**AIM OF THE TASK:** Which lines in the data below contain the word "Lucy"? Return each of them.

Items listed in a dataset:
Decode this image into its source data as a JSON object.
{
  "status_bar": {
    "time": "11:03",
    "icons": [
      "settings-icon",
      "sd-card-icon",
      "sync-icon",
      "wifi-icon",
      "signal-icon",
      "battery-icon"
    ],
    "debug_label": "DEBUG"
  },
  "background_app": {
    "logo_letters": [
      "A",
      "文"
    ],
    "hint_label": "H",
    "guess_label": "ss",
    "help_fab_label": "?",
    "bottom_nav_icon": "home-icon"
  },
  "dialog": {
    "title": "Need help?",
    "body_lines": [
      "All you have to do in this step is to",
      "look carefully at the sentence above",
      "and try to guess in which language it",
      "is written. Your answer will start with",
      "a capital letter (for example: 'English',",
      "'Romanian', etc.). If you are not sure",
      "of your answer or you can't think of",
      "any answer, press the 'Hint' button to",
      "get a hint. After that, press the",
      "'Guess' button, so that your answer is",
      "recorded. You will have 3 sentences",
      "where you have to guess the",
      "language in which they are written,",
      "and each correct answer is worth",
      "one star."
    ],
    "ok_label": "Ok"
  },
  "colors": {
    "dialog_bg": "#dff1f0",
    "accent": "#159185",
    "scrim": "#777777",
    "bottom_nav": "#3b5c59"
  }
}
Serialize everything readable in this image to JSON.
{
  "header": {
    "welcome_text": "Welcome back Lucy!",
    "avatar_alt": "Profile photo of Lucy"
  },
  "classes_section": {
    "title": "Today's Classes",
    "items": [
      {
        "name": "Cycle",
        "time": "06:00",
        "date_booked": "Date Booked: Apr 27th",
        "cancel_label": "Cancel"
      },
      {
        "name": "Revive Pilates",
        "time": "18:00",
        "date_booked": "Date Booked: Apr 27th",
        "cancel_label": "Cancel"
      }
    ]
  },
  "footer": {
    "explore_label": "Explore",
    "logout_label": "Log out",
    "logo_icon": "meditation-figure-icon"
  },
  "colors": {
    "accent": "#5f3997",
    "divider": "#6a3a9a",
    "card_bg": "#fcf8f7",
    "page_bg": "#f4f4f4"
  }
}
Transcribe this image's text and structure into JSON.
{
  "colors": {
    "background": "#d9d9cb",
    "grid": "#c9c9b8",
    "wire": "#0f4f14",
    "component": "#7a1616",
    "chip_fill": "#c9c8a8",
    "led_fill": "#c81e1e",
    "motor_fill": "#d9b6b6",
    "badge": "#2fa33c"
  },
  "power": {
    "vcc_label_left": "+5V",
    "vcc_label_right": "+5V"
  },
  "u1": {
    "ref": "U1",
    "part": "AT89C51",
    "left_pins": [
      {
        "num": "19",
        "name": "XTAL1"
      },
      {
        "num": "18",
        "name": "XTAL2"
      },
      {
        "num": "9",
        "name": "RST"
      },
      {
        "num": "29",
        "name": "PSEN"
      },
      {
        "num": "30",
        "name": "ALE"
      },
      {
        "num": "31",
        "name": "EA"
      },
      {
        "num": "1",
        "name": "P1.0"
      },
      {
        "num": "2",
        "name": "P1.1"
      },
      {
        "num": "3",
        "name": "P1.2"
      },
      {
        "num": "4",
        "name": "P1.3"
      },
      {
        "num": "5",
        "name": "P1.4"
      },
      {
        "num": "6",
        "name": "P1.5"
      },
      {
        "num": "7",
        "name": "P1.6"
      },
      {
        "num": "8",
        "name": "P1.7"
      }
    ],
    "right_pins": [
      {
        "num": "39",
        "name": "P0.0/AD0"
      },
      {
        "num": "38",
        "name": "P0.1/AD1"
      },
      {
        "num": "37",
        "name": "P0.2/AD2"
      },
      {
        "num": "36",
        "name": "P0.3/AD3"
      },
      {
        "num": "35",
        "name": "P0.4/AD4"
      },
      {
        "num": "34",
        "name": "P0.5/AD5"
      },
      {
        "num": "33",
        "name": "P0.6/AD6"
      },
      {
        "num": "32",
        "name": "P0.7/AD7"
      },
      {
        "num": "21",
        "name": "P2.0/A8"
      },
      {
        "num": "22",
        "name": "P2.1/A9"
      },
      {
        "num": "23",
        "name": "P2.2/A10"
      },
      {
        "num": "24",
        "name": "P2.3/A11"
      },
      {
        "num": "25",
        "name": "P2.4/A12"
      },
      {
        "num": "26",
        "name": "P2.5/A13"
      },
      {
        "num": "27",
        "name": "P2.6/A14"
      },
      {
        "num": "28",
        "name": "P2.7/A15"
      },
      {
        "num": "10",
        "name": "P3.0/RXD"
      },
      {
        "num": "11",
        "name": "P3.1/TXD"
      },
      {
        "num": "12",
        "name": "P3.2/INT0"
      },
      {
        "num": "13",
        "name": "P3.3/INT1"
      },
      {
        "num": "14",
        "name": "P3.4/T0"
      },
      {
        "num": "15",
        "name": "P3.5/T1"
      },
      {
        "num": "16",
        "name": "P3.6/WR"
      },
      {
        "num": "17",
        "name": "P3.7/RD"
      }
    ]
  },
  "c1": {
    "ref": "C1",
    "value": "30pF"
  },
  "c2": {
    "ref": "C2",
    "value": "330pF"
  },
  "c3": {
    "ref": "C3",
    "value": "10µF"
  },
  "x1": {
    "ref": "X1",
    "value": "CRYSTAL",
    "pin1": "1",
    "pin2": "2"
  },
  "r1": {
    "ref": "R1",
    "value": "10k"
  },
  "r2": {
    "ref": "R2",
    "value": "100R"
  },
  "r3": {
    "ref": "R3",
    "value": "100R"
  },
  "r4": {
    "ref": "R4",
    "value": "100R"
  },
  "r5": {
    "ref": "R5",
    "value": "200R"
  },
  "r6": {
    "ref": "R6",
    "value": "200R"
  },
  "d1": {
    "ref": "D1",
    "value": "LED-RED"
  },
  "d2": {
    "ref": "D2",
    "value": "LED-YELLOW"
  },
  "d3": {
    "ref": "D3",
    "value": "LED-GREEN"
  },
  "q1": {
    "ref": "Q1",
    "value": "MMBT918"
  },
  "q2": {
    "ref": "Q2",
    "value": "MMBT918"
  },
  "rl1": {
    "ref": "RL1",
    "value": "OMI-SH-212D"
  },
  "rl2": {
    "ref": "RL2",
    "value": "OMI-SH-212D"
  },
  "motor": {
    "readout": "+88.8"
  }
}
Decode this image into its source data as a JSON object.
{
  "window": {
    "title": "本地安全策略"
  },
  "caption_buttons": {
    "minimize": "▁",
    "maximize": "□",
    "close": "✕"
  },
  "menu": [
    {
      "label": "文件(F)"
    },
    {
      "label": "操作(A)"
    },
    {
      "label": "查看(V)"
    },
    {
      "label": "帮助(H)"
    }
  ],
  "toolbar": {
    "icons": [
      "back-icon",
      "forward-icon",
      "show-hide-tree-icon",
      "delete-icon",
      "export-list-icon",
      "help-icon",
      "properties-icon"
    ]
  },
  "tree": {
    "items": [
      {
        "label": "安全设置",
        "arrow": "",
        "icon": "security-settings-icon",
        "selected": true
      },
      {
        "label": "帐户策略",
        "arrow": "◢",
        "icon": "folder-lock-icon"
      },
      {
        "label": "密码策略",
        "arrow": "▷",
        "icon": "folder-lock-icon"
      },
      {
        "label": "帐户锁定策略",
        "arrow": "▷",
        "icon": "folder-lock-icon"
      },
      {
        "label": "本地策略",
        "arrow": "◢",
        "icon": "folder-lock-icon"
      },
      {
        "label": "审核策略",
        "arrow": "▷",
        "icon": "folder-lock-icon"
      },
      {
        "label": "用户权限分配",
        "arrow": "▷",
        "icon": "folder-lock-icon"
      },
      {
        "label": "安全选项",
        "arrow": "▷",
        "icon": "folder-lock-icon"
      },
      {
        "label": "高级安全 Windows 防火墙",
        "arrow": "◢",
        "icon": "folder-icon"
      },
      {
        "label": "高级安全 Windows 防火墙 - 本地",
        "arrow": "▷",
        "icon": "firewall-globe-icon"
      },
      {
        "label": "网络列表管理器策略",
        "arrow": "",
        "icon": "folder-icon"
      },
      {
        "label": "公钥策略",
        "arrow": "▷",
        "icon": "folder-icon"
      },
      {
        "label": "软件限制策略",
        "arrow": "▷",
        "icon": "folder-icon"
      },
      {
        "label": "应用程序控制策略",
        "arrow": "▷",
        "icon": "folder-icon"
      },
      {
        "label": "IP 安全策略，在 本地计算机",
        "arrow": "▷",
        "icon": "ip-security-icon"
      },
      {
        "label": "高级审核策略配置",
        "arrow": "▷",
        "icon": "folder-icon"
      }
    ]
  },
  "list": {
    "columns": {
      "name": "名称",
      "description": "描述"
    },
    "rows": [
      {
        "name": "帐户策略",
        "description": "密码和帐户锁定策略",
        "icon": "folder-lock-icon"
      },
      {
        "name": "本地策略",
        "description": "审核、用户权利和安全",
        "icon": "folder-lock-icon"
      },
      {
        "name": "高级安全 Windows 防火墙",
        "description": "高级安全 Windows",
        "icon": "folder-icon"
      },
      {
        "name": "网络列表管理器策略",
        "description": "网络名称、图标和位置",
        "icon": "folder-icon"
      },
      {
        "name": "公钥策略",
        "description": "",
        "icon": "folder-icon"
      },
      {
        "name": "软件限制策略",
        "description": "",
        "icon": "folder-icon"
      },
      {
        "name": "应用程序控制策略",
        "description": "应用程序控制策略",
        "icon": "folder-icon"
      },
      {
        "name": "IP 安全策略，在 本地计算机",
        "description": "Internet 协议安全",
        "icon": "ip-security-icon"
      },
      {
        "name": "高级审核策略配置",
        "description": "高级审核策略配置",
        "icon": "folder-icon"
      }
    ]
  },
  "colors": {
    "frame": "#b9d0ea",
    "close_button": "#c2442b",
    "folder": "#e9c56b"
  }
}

**ANSWER BELOW:**
    "welcome_text": "Welcome back Lucy!",
    "avatar_alt": "Profile photo of Lucy"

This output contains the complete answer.